[What to do] Without changing anything, copy out each entry.

[Dataset content]
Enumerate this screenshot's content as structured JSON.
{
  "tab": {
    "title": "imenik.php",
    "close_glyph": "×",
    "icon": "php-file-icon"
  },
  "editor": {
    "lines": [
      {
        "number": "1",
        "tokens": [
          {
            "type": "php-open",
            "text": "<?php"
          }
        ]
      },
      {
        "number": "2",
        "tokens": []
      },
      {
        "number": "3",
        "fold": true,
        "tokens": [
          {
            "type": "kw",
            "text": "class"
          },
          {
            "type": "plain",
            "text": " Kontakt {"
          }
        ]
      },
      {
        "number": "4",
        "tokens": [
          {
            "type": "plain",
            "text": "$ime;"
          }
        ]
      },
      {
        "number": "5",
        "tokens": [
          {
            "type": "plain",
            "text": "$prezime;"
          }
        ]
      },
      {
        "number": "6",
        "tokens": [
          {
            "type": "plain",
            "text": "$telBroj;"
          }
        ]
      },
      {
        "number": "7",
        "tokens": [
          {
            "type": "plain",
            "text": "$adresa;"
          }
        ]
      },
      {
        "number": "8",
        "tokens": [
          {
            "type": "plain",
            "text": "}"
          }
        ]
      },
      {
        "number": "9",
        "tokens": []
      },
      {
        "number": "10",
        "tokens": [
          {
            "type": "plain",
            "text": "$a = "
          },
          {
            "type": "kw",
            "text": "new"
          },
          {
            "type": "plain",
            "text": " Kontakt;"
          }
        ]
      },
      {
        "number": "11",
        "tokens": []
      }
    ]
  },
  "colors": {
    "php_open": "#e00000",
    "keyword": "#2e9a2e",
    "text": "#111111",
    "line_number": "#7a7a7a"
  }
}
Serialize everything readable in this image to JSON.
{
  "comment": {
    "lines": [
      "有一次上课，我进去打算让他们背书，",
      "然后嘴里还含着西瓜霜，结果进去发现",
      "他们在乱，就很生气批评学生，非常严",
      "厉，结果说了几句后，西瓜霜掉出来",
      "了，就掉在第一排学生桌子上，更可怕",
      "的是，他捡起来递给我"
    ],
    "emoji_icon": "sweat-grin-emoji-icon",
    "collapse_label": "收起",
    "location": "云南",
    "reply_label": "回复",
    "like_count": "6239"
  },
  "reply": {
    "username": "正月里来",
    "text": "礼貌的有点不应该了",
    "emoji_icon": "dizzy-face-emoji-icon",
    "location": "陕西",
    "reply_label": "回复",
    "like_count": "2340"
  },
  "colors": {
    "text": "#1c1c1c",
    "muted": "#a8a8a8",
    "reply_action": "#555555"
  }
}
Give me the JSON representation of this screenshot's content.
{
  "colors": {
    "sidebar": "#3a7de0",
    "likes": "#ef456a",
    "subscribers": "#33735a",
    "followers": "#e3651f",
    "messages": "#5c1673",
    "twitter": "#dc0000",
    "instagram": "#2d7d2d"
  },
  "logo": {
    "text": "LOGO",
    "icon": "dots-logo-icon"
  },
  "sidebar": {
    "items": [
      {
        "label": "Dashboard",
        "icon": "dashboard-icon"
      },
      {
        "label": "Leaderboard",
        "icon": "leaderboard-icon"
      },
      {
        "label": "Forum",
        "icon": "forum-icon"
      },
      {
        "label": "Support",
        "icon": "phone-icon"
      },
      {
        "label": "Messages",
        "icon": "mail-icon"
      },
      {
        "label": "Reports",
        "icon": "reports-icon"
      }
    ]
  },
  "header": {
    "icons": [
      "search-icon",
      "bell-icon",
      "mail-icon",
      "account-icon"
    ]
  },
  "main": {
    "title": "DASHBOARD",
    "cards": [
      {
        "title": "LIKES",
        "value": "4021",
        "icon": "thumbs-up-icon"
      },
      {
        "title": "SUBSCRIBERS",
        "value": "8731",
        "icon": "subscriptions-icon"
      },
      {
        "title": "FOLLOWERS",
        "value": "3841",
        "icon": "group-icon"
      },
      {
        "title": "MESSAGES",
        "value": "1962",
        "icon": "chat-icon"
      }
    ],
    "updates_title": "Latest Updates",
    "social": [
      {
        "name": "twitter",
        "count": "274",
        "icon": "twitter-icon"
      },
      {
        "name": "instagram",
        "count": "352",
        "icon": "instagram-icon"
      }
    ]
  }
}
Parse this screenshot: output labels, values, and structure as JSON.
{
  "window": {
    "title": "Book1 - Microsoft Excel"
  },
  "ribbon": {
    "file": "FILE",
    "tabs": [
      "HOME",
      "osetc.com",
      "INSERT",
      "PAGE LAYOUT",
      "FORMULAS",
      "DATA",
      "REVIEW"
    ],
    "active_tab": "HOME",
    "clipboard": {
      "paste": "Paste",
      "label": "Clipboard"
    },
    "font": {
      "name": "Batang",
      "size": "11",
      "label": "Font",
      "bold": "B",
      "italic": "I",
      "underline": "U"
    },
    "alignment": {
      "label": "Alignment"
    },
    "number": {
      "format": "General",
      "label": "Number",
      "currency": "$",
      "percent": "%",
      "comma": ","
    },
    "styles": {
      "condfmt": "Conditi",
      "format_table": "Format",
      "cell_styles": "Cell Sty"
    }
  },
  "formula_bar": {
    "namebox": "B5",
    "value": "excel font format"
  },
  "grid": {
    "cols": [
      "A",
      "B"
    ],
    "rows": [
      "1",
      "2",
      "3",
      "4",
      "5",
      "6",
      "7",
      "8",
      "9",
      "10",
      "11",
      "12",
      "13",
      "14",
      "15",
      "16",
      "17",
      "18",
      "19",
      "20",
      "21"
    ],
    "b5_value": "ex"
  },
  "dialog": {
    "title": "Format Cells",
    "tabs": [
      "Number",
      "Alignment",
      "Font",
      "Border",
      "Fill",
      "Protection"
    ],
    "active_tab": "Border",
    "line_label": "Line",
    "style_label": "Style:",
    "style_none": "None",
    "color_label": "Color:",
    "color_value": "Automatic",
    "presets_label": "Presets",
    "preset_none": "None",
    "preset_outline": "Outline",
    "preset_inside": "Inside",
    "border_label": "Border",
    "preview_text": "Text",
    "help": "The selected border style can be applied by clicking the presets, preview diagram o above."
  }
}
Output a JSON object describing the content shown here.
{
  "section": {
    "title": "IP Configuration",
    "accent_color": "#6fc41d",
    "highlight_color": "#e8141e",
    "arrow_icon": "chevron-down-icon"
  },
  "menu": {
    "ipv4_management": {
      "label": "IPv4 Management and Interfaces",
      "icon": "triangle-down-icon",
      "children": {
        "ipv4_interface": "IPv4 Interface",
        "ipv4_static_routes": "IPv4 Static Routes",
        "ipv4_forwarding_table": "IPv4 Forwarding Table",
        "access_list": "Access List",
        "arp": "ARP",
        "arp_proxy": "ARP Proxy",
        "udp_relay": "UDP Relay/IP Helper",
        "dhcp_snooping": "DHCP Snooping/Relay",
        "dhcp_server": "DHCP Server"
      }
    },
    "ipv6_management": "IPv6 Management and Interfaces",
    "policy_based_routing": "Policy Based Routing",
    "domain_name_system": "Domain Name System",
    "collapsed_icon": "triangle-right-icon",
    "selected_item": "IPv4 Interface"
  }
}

[Response]
Enumerate this screenshot's content as structured JSON.
{
  "tab": {
    "title": "imenik.php",
    "close_glyph": "×",
    "icon": "php-file-icon"
  },
  "editor": {
    "lines": [
      {
        "number": "1",
        "tokens": [
          {
            "type": "php-open",
            "text": "<?php"
          }
        ]
      },
      {
        "number": "2",
        "tokens": []
      },
      {
        "number": "3",
        "fold": true,
        "tokens": [
          {
            "type": "kw",
            "text": "class"
          },
          {
            "type": "plain",
            "text": " Kontakt {"
          }
        ]
      },
      {
        "number": "4",
        "tokens": [
          {
            "type": "plain",
            "text": "$ime;"
          }
        ]
      },
      {
        "number": "5",
        "tokens": [
          {
            "type": "plain",
            "text": "$prezime;"
          }
        ]
      },
      {
        "number": "6",
        "tokens": [
          {
            "type": "plain",
            "text": "$telBroj;"
          }
        ]
      },
      {
        "number": "7",
        "tokens": [
          {
            "type": "plain",
            "text": "$adresa;"
          }
        ]
      },
      {
        "number": "8",
        "tokens": [
          {
            "type": "plain",
            "text": "}"
          }
        ]
      },
      {
        "number": "9",
        "tokens": []
      },
      {
        "number": "10",
        "tokens": [
          {
            "type": "plain",
            "text": "$a = "
          },
          {
            "type": "kw",
            "text": "new"
          },
          {
            "type": "plain",
            "text": " Kontakt;"
          }
        ]
      },
      {
        "number": "11",
        "tokens": []
      }
    ]
  },
  "colors": {
    "php_open": "#e00000",
    "keyword": "#2e9a2e",
    "text": "#111111",
    "line_number": "#7a7a7a"
  }
}
Serialize everything readable in this image to JSON.
{
  "comment": {
    "lines": [
      "有一次上课，我进去打算让他们背书，",
      "然后嘴里还含着西瓜霜，结果进去发现",
      "他们在乱，就很生气批评学生，非常严",
      "厉，结果说了几句后，西瓜霜掉出来",
      "了，就掉在第一排学生桌子上，更可怕",
      "的是，他捡起来递给我"
    ],
    "emoji_icon": "sweat-grin-emoji-icon",
    "collapse_label": "收起",
    "location": "云南",
    "reply_label": "回复",
    "like_count": "6239"
  },
  "reply": {
    "username": "正月里来",
    "text": "礼貌的有点不应该了",
    "emoji_icon": "dizzy-face-emoji-icon",
    "location": "陕西",
    "reply_label": "回复",
    "like_count": "2340"
  },
  "colors": {
    "text": "#1c1c1c",
    "muted": "#a8a8a8",
    "reply_action": "#555555"
  }
}
Give me the JSON representation of this screenshot's content.
{
  "colors": {
    "sidebar": "#3a7de0",
    "likes": "#ef456a",
    "subscribers": "#33735a",
    "followers": "#e3651f",
    "messages": "#5c1673",
    "twitter": "#dc0000",
    "instagram": "#2d7d2d"
  },
  "logo": {
    "text": "LOGO",
    "icon": "dots-logo-icon"
  },
  "sidebar": {
    "items": [
      {
        "label": "Dashboard",
        "icon": "dashboard-icon"
      },
      {
        "label": "Leaderboard",
        "icon": "leaderboard-icon"
      },
      {
        "label": "Forum",
        "icon": "forum-icon"
      },
      {
        "label": "Support",
        "icon": "phone-icon"
      },
      {
        "label": "Messages",
        "icon": "mail-icon"
      },
      {
        "label": "Reports",
        "icon": "reports-icon"
      }
    ]
  },
  "header": {
    "icons": [
      "search-icon",
      "bell-icon",
      "mail-icon",
      "account-icon"
    ]
  },
  "main": {
    "title": "DASHBOARD",
    "cards": [
      {
        "title": "LIKES",
        "value": "4021",
        "icon": "thumbs-up-icon"
      },
      {
        "title": "SUBSCRIBERS",
        "value": "8731",
        "icon": "subscriptions-icon"
      },
      {
        "title": "FOLLOWERS",
        "value": "3841",
        "icon": "group-icon"
      },
      {
        "title": "MESSAGES",
        "value": "1962",
        "icon": "chat-icon"
      }
    ],
    "updates_title": "Latest Updates",
    "social": [
      {
        "name": "twitter",
        "count": "274",
        "icon": "twitter-icon"
      },
      {
        "name": "instagram",
        "count": "352",
        "icon": "instagram-icon"
      }
    ]
  }
}
Parse this screenshot: output labels, values, and structure as JSON.
{
  "window": {
    "title": "Book1 - Microsoft Excel"
  },
  "ribbon": {
    "file": "FILE",
    "tabs": [
      "HOME",
      "osetc.com",
      "INSERT",
      "PAGE LAYOUT",
      "FORMULAS",
      "DATA",
      "REVIEW"
    ],
    "active_tab": "HOME",
    "clipboard": {
      "paste": "Paste",
      "label": "Clipboard"
    },
    "font": {
      "name": "Batang",
      "size": "11",
      "label": "Font",
      "bold": "B",
      "italic": "I",
      "underline": "U"
    },
    "alignment": {
      "label": "Alignment"
    },
    "number": {
      "format": "General",
      "label": "Number",
      "currency": "$",
      "percent": "%",
      "comma": ","
    },
    "styles": {
      "condfmt": "Conditi",
      "format_table": "Format",
      "cell_styles": "Cell Sty"
    }
  },
  "formula_bar": {
    "namebox": "B5",
    "value": "excel font format"
  },
  "grid": {
    "cols": [
      "A",
      "B"
    ],
    "rows": [
      "1",
      "2",
      "3",
      "4",
      "5",
      "6",
      "7",
      "8",
      "9",
      "10",
      "11",
      "12",
      "13",
      "14",
      "15",
      "16",
      "17",
      "18",
      "19",
      "20",
      "21"
    ],
    "b5_value": "ex"
  },
  "dialog": {
    "title": "Format Cells",
    "tabs": [
      "Number",
      "Alignment",
      "Font",
      "Border",
      "Fill",
      "Protection"
    ],
    "active_tab": "Border",
    "line_label": "Line",
    "style_label": "Style:",
    "style_none": "None",
    "color_label": "Color:",
    "color_value": "Automatic",
    "presets_label": "Presets",
    "preset_none": "None",
    "preset_outline": "Outline",
    "preset_inside": "Inside",
    "border_label": "Border",
    "preview_text": "Text",
    "help": "The selected border style can be applied by clicking the presets, preview diagram o above."
  }
}
Output a JSON object describing the content shown here.
{
  "section": {
    "title": "IP Configuration",
    "accent_color": "#6fc41d",
    "highlight_color": "#e8141e",
    "arrow_icon": "chevron-down-icon"
  },
  "menu": {
    "ipv4_management": {
      "label": "IPv4 Management and Interfaces",
      "icon": "triangle-down-icon",
      "children": {
        "ipv4_interface": "IPv4 Interface",
        "ipv4_static_routes": "IPv4 Static Routes",
        "ipv4_forwarding_table": "IPv4 Forwarding Table",
        "access_list": "Access List",
        "arp": "ARP",
        "arp_proxy": "ARP Proxy",
        "udp_relay": "UDP Relay/IP Helper",
        "dhcp_snooping": "DHCP Snooping/Relay",
        "dhcp_server": "DHCP Server"
      }
    },
    "ipv6_management": "IPv6 Management and Interfaces",
    "policy_based_routing": "Policy Based Routing",
    "domain_name_system": "Domain Name System",
    "collapsed_icon": "triangle-right-icon",
    "selected_item": "IPv4 Interface"
  }
}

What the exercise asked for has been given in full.